# Task item
Retype each of the entries below exactly as written.

# Given entries
+++

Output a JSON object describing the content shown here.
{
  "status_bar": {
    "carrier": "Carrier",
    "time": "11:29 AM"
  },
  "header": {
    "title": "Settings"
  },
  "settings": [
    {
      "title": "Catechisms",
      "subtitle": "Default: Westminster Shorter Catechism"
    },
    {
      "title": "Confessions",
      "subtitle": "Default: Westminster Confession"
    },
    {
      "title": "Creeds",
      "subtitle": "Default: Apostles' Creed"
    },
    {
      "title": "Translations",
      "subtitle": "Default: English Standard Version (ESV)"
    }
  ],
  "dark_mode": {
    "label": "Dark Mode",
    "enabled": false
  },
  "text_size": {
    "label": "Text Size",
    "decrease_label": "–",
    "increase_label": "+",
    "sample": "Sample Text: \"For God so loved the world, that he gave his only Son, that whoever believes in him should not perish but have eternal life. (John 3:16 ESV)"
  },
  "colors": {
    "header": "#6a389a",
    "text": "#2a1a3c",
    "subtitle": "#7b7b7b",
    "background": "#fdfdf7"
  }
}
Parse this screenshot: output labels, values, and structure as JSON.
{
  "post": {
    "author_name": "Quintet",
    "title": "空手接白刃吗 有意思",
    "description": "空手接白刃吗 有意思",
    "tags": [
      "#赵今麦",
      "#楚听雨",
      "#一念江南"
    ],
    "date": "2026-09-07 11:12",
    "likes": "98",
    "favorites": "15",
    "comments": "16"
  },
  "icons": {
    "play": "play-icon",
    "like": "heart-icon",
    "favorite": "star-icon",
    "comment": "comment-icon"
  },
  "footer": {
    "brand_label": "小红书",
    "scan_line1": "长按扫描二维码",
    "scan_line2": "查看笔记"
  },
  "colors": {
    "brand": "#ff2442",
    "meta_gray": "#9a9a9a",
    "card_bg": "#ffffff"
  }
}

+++

# Exercise result
Output a JSON object describing the content shown here.
{
  "status_bar": {
    "carrier": "Carrier",
    "time": "11:29 AM"
  },
  "header": {
    "title": "Settings"
  },
  "settings": [
    {
      "title": "Catechisms",
      "subtitle": "Default: Westminster Shorter Catechism"
    },
    {
      "title": "Confessions",
      "subtitle": "Default: Westminster Confession"
    },
    {
      "title": "Creeds",
      "subtitle": "Default: Apostles' Creed"
    },
    {
      "title": "Translations",
      "subtitle": "Default: English Standard Version (ESV)"
    }
  ],
  "dark_mode": {
    "label": "Dark Mode",
    "enabled": false
  },
  "text_size": {
    "label": "Text Size",
    "decrease_label": "–",
    "increase_label": "+",
    "sample": "Sample Text: \"For God so loved the world, that he gave his only Son, that whoever believes in him should not perish but have eternal life. (John 3:16 ESV)"
  },
  "colors": {
    "header": "#6a389a",
    "text": "#2a1a3c",
    "subtitle": "#7b7b7b",
    "background": "#fdfdf7"
  }
}
Parse this screenshot: output labels, values, and structure as JSON.
{
  "post": {
    "author_name": "Quintet",
    "title": "空手接白刃吗 有意思",
    "description": "空手接白刃吗 有意思",
    "tags": [
      "#赵今麦",
      "#楚听雨",
      "#一念江南"
    ],
    "date": "2026-09-07 11:12",
    "likes": "98",
    "favorites": "15",
    "comments": "16"
  },
  "icons": {
    "play": "play-icon",
    "like": "heart-icon",
    "favorite": "star-icon",
    "comment": "comment-icon"
  },
  "footer": {
    "brand_label": "小红书",
    "scan_line1": "长按扫描二维码",
    "scan_line2": "查看笔记"
  },
  "colors": {
    "brand": "#ff2442",
    "meta_gray": "#9a9a9a",
    "card_bg": "#ffffff"
  }
}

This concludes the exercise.